As I said, the visual style is very simple, but I loved it. Team Lazerbeam, if you’re reading this, please design me some assets for my website.
Their use of colours were great, and the visual style did have a very bootleg type feel for those of you who used to circulate tape cassettes or homemade CDs.
The soundtrack by The Superweaks was stellar. If I’m honest, music is my real passion, but I wouldn’t dream about writing about it. Like art, I know what I like but can’t be doing with the music journalism you see on Spotify or NME. Funk that. Let’s just say that the split in Teenage Blob is harmonious – both on the audio and visual fronts.

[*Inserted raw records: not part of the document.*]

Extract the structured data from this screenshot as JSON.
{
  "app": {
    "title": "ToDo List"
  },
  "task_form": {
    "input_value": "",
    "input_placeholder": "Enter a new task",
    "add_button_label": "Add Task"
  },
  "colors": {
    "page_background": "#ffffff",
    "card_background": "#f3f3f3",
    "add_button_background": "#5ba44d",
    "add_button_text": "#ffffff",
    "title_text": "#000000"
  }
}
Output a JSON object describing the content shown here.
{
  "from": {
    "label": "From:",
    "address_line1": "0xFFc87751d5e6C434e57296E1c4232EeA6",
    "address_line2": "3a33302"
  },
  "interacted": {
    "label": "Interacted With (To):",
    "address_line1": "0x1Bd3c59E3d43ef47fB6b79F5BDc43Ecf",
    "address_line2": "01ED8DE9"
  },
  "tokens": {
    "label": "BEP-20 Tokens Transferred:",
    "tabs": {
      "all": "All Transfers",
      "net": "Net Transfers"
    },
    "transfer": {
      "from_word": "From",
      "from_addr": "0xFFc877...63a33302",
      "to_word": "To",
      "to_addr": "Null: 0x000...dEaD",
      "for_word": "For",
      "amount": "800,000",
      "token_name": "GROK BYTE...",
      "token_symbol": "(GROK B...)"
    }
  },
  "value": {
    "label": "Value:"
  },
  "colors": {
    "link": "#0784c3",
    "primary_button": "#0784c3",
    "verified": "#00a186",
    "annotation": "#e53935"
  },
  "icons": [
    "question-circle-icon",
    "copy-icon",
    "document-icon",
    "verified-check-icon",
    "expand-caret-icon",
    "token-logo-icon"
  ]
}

Right, let’s get back to the ‘scandalously short’ comment. I finished the game in 23 minutes (one of the things I hate about Steam with the stats tracking). But when it ended, I relaxed through the credits and felt good. By the time I was thanked for my time, I was loading the game up again, then a third to collect some achievements.
I don’t know anyone at Team Lazerbeam or The Superweaks, nor would they accept my bribe request of a Fender Jaguar delivered in person by Gal Gadot for a good review, but they’ve got one nevertheless.
Due to the duration and my gushing about how much I like this, I’ve opted out of giving a review score like the recent The Outcast Lovers (I hate giving scores anyway).
I do realise that it’s not for everyone. Still, for what it’s worth, I highly recommend Teenage Blob if you have a sense of humour, appreciate good music and want to remember what it’s like to play a fun game without fear of dying, unable to progress because you didn’t collect the key from the well, or haven’t spent enough money on in-game purchases. And the cherry on top; it has a fantastic soundtrack.